Low Head is not a manouevre at a Hollywood party or a physical description of the gnomes of Norwich (the location of CRU), but a lighthouse in Tasmania, which John Daly photographed and brought to the attention of Neil Plummer, who had used it in Jones et al 1990. Plummer wrote back to Daly that the inhomogeneity had been taken into consideration in their revised data in Torok and Nichols. Well, was it?
Actually, yes, or at least a qualified yes and the adjustments are pretty interesting. The version from Jones et al 1990 (recently archived) is shown in red. There is a pronounced increase in maximum temperatures, which John Daly had reported to the Australiean BoM as being attributable to changing landscape at the lighthouse. Plummer replied that this had been allowed for in their High Quality network and, as shown in black, they made substantial adjustments to the series. In some years, the adjustment to the maximum temperature is as high as 1.8 degrees C.
Low Head annual averages from Jones et al 1990 (red) and Torok and Nicholls archive (black, blue). The blue is the calculated annual average. Black is the 13th column which appears to be the adjusted annual average.

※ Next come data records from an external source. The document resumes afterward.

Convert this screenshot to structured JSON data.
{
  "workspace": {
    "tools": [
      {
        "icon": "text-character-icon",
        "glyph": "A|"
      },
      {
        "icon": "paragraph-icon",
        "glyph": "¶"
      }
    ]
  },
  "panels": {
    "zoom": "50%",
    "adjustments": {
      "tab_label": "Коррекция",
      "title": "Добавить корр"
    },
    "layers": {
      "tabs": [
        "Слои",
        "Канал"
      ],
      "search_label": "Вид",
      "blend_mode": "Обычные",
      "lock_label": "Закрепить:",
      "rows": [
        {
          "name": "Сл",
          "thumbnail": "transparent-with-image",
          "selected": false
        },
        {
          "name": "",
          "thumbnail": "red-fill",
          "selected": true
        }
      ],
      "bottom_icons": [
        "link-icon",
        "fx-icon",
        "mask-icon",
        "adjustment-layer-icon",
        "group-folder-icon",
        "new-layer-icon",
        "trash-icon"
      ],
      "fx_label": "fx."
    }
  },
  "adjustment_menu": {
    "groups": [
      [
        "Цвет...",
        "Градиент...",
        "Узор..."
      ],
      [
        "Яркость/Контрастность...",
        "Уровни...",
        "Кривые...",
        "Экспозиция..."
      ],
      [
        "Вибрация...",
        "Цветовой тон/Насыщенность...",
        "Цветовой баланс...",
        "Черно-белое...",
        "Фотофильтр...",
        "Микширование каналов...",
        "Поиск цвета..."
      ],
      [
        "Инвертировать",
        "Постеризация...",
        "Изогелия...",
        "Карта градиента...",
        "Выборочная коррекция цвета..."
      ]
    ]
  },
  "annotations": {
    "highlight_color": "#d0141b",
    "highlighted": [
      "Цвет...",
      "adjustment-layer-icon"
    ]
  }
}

Let’s go back to Jones et al 1990. Their argument capping 20th century UHI at 0.05 deg C was based on the supposed small difference between the rather urban-based CRU gridded data and the supposedly “rural” comparandum in China, Russia and Austrlian comparisons – each of which has hair on it. In a spot check of an Australian site in Jones et al 1990 (and this is the only site that I’ve checked), there was a substantial bias in the rural comparandum which was known at least by 1996. Are there similar problems in other series? I don’t know. When Plummer and Coughlan discovered that they needed to re-state the Low Head series so substantially in their High Quality series, they should have published a Corrigendum or some other notice to the community relying on Jones et al 1990 – which continues to be cited, most recently in AR4.